-- What is needed --
Look through the records below and collect all lines that hold the string "signal".

━━━ Listed entries ━━━

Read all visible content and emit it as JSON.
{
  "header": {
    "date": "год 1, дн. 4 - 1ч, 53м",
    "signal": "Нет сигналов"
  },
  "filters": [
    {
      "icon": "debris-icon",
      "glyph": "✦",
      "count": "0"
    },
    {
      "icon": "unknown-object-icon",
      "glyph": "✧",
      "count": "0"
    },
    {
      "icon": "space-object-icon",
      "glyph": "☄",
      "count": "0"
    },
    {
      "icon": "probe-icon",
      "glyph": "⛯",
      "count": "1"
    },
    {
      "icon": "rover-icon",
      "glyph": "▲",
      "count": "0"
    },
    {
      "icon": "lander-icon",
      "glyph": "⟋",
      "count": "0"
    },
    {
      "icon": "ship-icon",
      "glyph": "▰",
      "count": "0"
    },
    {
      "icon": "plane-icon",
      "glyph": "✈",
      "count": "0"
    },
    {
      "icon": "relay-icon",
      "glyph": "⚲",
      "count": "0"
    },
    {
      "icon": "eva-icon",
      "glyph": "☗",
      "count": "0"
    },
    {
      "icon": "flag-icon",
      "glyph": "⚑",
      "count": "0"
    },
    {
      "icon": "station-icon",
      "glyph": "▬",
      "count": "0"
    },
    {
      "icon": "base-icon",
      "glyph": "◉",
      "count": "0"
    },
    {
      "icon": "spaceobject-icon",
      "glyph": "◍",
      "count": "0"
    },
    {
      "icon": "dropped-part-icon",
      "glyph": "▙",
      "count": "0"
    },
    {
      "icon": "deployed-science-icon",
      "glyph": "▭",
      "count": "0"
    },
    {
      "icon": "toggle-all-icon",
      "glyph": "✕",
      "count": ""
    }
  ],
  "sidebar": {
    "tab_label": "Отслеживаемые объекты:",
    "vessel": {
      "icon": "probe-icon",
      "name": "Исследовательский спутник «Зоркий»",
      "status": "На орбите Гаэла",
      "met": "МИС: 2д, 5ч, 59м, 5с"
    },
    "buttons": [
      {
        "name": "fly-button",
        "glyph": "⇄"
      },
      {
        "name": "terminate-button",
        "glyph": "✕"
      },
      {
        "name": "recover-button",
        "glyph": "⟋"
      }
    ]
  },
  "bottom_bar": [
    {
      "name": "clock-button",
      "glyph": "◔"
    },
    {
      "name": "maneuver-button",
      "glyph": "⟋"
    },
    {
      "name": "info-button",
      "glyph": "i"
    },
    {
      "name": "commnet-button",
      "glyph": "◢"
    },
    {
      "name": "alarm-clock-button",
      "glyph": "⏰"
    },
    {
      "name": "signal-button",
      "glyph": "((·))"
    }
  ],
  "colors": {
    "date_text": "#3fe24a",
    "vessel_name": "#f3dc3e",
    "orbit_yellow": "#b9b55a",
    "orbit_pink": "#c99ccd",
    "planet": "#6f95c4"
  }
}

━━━
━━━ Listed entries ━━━

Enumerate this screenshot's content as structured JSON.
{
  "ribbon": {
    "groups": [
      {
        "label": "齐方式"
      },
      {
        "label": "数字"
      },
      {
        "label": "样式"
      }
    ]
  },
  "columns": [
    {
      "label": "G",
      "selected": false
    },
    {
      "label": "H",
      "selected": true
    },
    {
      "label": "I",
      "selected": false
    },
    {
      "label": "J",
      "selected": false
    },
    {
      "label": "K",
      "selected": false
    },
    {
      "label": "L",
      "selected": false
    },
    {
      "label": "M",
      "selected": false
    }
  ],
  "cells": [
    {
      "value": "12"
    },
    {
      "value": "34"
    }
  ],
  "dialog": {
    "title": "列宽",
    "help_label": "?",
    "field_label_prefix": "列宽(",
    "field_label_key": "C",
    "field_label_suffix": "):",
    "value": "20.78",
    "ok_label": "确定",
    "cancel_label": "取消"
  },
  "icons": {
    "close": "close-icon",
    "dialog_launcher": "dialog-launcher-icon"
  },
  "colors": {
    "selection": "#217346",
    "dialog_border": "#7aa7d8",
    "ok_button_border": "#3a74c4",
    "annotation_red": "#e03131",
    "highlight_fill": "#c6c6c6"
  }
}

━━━

-- Expected answer --
    "signal": "Нет сигналов"
      "name": "signal-button",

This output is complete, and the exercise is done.